Companies wishing to provide debt management, counselling or debt adjustment services to consumers must hold an appropriate consumer credit licence in order to do so, regardless of whether they wish to offer services on a fee-charging or not-for-profit basis. Under the Consumer Credit Act the OFT is required to ensure that those licenses are only given to firms that are fit to hold them. The Act requires that the firms do not engage in unfair or improper business practices.

The OFT said companies that send unsolicited marketing text messages, emails or voicemails will be considered to be engaging in an unfair practice.

Firms that use financial incentives that might encourage staff to offer unsuitable debt management products to consumers which would allow those staff to gain personally also risk losing their consumer credit licences, it said.

Licences could also be revoked from businesses that make false or misleading claims about their status, the OFT said. Examples of such unfair or improper activities include operating 'look-a-like' websites that are designed in such a way to "attract consumers seeking free, charitable or government help or advice".

The OFT also said it would consider businesses to be acting unfairly or improperly if they use keywords and "descriptive text" that is false or misleading. Using disingenuous meta data tags, embedded links or website or webpage addresses when promoting or advertising online could also land firms in trouble.

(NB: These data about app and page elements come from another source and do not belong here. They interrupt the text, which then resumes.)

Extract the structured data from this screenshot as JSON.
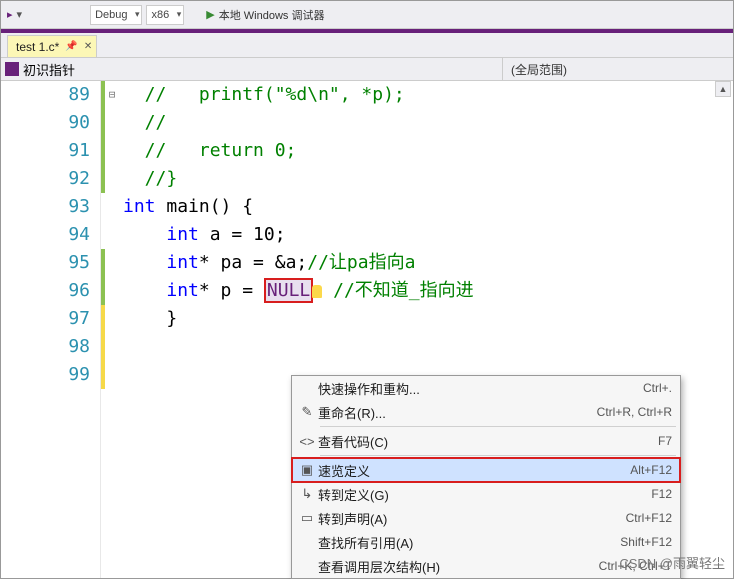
{
  "toolbar": {
    "configuration": "Debug",
    "platform": "x86",
    "run_label": "本地 Windows 调试器"
  },
  "tab": {
    "filename": "test 1.c*"
  },
  "nav": {
    "left_label": "初识指针",
    "right_label": "(全局范围)"
  },
  "code_lines": [
    {
      "n": 89,
      "mark": "g",
      "text": "  //   printf(\"%d\\n\", *p);",
      "cls": "c-comment"
    },
    {
      "n": 90,
      "mark": "g",
      "text": "  //",
      "cls": "c-comment"
    },
    {
      "n": 91,
      "mark": "g",
      "text": "  //   return 0;",
      "cls": "c-comment"
    },
    {
      "n": 92,
      "mark": "g",
      "text": "  //}",
      "cls": "c-comment"
    },
    {
      "n": 93,
      "mark": "",
      "text": "",
      "cls": ""
    },
    {
      "n": 94,
      "mark": "",
      "text": "",
      "cls": ""
    },
    {
      "n": 95,
      "mark": "g",
      "fold": "⊟",
      "html": true,
      "text": "<span class='c-keyword'>int</span> main() {"
    },
    {
      "n": 96,
      "mark": "g",
      "html": true,
      "text": "    <span class='c-keyword'>int</span> a = 10;"
    },
    {
      "n": 97,
      "mark": "y",
      "html": true,
      "text": "    <span class='c-keyword'>int</span>* pa = &amp;a;<span class='c-comment'>//让pa指向a</span>"
    },
    {
      "n": 98,
      "mark": "y",
      "html": true,
      "text": "    <span class='c-keyword'>int</span>* p = <span class='c-null'>NULL</span><span class='bulb'></span><span class='c-comment'> //不知道_指向进</span>"
    },
    {
      "n": 99,
      "mark": "y",
      "text": "    }",
      "cls": ""
    }
  ],
  "menu": [
    {
      "icon": "",
      "label": "快速操作和重构...",
      "shortcut": "Ctrl+."
    },
    {
      "icon": "✎",
      "label": "重命名(R)...",
      "shortcut": "Ctrl+R, Ctrl+R"
    },
    {
      "sep": true
    },
    {
      "icon": "<>",
      "label": "查看代码(C)",
      "shortcut": "F7"
    },
    {
      "sep": true
    },
    {
      "icon": "▣",
      "label": "速览定义",
      "shortcut": "Alt+F12",
      "highlight": true
    },
    {
      "icon": "↳",
      "label": "转到定义(G)",
      "shortcut": "F12"
    },
    {
      "icon": "▭",
      "label": "转到声明(A)",
      "shortcut": "Ctrl+F12"
    },
    {
      "icon": "",
      "label": "查找所有引用(A)",
      "shortcut": "Shift+F12"
    },
    {
      "icon": "",
      "label": "查看调用层次结构(H)",
      "shortcut": "Ctrl+K, Ctrl+T"
    }
  ],
  "watermark": "CSDN @雨翼轻尘"
}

"This new guidance clearly sets out the standards we expect from debt management businesses," David Fisher, director of the OFT's consumer credit group, said in a statement. "All too often it may be particularly vulnerable consumers who fall victim to poor quality debt advice and we will continue to take action against businesses that fail to follow our guidance," he said.

The OFT has previously raised concerns about misleading advertising and the quality of advice provided to consumers in the debt management sector. It conducted a review of the industry in 2010 and since then has issued 129 warnings to debt management businesses over their behaviour.

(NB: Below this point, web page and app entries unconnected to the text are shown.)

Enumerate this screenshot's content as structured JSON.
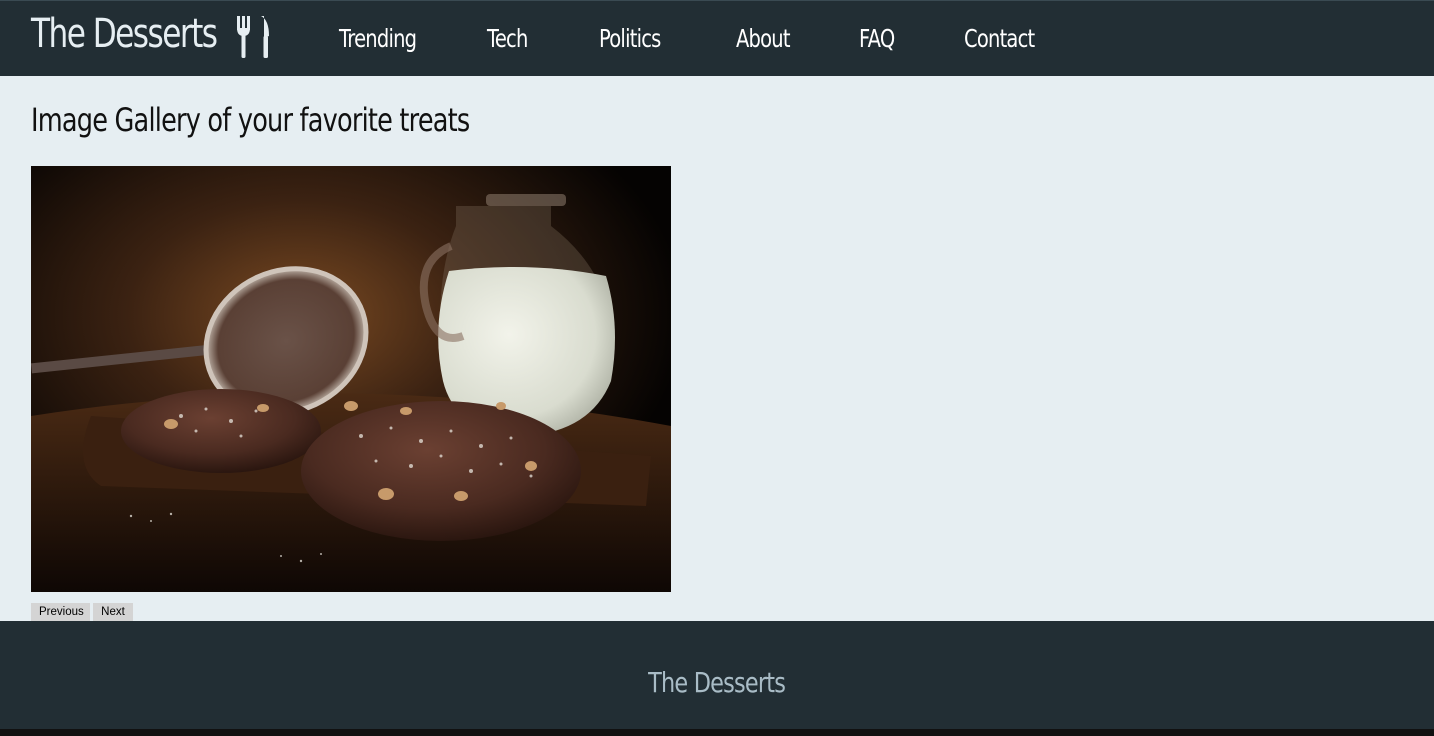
{
  "header": {
    "brand": "The Desserts",
    "brand_icon": "fork-knife-icon",
    "nav": [
      {
        "label": "Trending"
      },
      {
        "label": "Tech"
      },
      {
        "label": "Politics"
      },
      {
        "label": "About"
      },
      {
        "label": "FAQ"
      },
      {
        "label": "Contact"
      }
    ]
  },
  "main": {
    "title": "Image Gallery of your favorite treats",
    "gallery": {
      "image": "chocolate-cookies-and-milk-photo",
      "previous_label": "Previous",
      "next_label": "Next"
    }
  },
  "footer": {
    "brand": "The Desserts"
  },
  "colors": {
    "header_bg": "#222e34",
    "page_bg": "#e6eef2",
    "footer_text": "#a9bcc6",
    "button_bg": "#d4d4d4"
  }
}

"Since then, 87 businesses have exited the market, either voluntarily or as a result of enforcement action, and a further 67 warning letters have been issued," the regulator said.

Copyright © 2012, Out-Law.com

Out-Law.com is part of international law firm Pinsent Masons.

HP ProLiant Gen8: Integrated lifecycle automation

More from The Register

next story
BBC goes offline in MASSIVE COCKUP: Stephen Fry partly muzzled
Auntie tight-lipped as major outage rolls on
iPad? More like iFAD: We reveal why Apple fell into IBM's arms
But never fear fanbois, you're still lapping up iPhones, Macs
White? Male? You work in tech? Let us guess ... Twitter? We KNEW it!
Grim diversity numbers dumped alongside Facebook earnings
HP, Microsoft prove it again: Big Business doesn't create jobs
SMEs get lip service - what they need is dinner at the Club
Bose says today IS F*** With Dre Day: Beats sued in patent battle
Music gear giant seeks some of that sweet, sweet Apple pie
Amazon Reveals One Weird Trick: A Loss On Almost $20bn In Sales
Investors really hate it: Share price plunge as growth SLOWS in key AWS division
Dude, you're getting a Dell – with BITCOIN: IT giant slurps cryptocash
1. Buy PC with Bitcoin. 2. Mine more coins. 3. Goto step 1
There's NOTHING on TV in Europe – American video DOMINATES
Even France's mega subsidies don't stop US content onslaught
prev story

Whitepapers

Top three mobile application threats
Prevent sensitive data leakage over insecure channels or stolen mobile devices.
Implementing global e-invoicing with guaranteed legal certainty
Explaining the role local tax compliance plays in successful supply chain management and e-business and how leading global brands are addressing this.
Boost IT visibility and business value
How building a great service catalog relieves pressure points and demonstrates the value of IT service management.
Designing a Defense for Mobile Applications
Learn about the various considerations for defending mobile applications - from the application architecture itself to the myriad testing technologies.
Build a business case: developing custom apps
Learn how to maximize the value of custom applications by accelerating and simplifying their development.